So how do we pickle? With the dump() function, which is inside the pickle module - so at the beginning of your program you will have to write import pickle. Simple enough? Then open an empty file, and use pickle.dump() to drop the object into that file. Let's try that:

### pickletest.py

# import the pickle module
import pickle

# lets create something to be pickled
# How about a list?
picklelist = ['one',2,'three','four',5,'can you count?']

# now create a file
# replace filename with the file you want to create
# wb means that it's written in a binary file
file = open('filename', 'wb')

# now let's pickle picklelist

# close the file, and your pickling is complete

The code to do this is laid out like pickle.dump(object_to_pickle, file_object) where:

  • object_to_pickle is the object you want to pickle (i.e. save it to file)
  • file_object is the file object you want to write to (in this case, the file object is file)

Now to re-open, or unpickle, your file we would use pickle.load():

### unpickletest.py
### unpickle file

# import the pickle module
import pickle

# now open a file for reading
# replace filename with the path to the file you created in pickletest.py
unpicklefile = open('filename', 'rb')

# now load the list that we pickled into a new object
unpickledlist = pickle.load(unpicklefile)

# close the file, just for safety
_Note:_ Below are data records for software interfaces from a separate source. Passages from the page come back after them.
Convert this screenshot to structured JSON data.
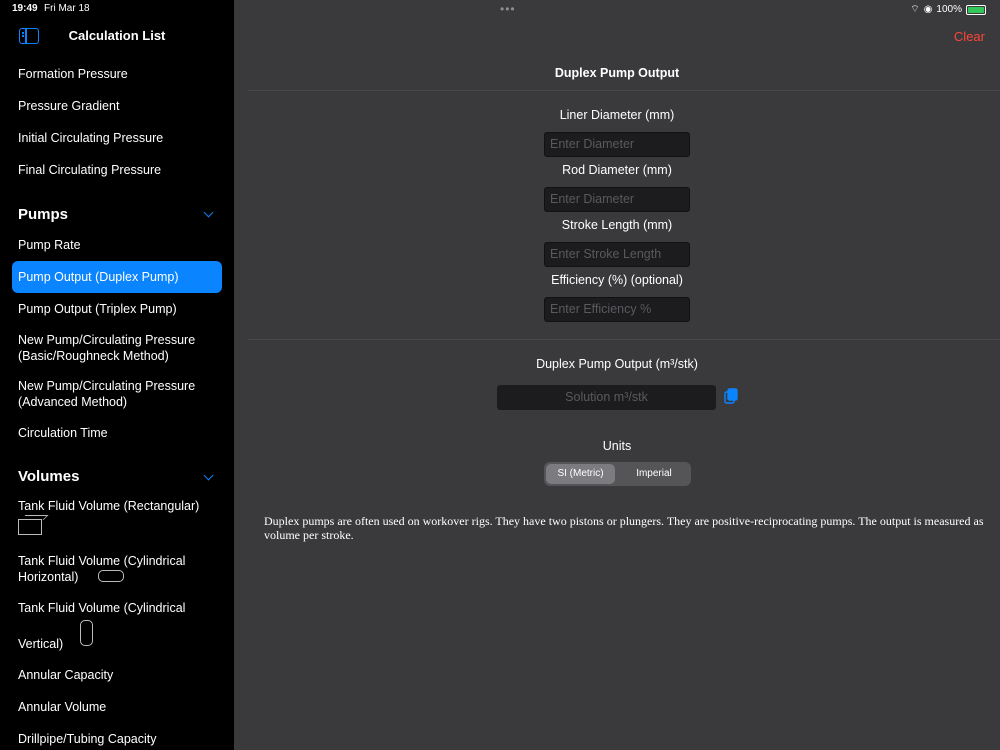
{
  "status": {
    "time": "19:49",
    "date": "Fri Mar 18",
    "battery": "100%"
  },
  "sidebar": {
    "title": "Calculation List",
    "items_top": [
      "Formation Pressure",
      "Pressure Gradient",
      "Initial Circulating Pressure",
      "Final Circulating Pressure"
    ],
    "pumps": {
      "section": "Pumps",
      "items": [
        "Pump Rate",
        "Pump Output (Duplex Pump)",
        "Pump Output (Triplex Pump)",
        "New Pump/Circulating Pressure",
        "(Basic/Roughneck Method)",
        "New Pump/Circulating Pressure",
        "(Advanced Method)",
        "Circulation Time"
      ]
    },
    "volumes": {
      "section": "Volumes",
      "items": [
        "Tank Fluid Volume (Rectangular)",
        "Tank Fluid Volume (Cylindrical",
        "Horizontal)",
        "Tank Fluid Volume (Cylindrical",
        "Vertical)",
        "Annular Capacity",
        "Annular Volume",
        "Drillpipe/Tubing Capacity"
      ]
    }
  },
  "main": {
    "clear_label": "Clear",
    "title": "Duplex Pump Output",
    "fields": [
      {
        "label": "Liner Diameter (mm)",
        "placeholder": "Enter Diameter"
      },
      {
        "label": "Rod Diameter (mm)",
        "placeholder": "Enter Diameter"
      },
      {
        "label": "Stroke Length (mm)",
        "placeholder": "Enter Stroke Length"
      },
      {
        "label": "Efficiency (%) (optional)",
        "placeholder": "Enter Efficiency %"
      }
    ],
    "output_label": "Duplex Pump Output (m³/stk)",
    "output_placeholder": "Solution m³/stk",
    "units_label": "Units",
    "units_options": [
      "SI (Metric)",
      "Imperial"
    ],
    "description": "Duplex pumps are often used on workover rigs. They have two pistons or plungers. They are positive-reciprocating pumps. The output is measured as volume per stroke."
  },
  "colors": {
    "accent": "#0a84ff",
    "clear": "#ff453a",
    "selected": "#0a84ff"
  }
}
# Try out using the list
for item in unpickledlist:

Nifty, eh?

Of course, the limitation above is that we can only put in one object to a file. We could get around this by putting lots of picklable objects in a list or dictionary, and then pickling that list or dictionary. This is the quickest and easiest way, but you can do some pretty advanced stuff if you have advanced knowledge of pickle.

Which we won't cover.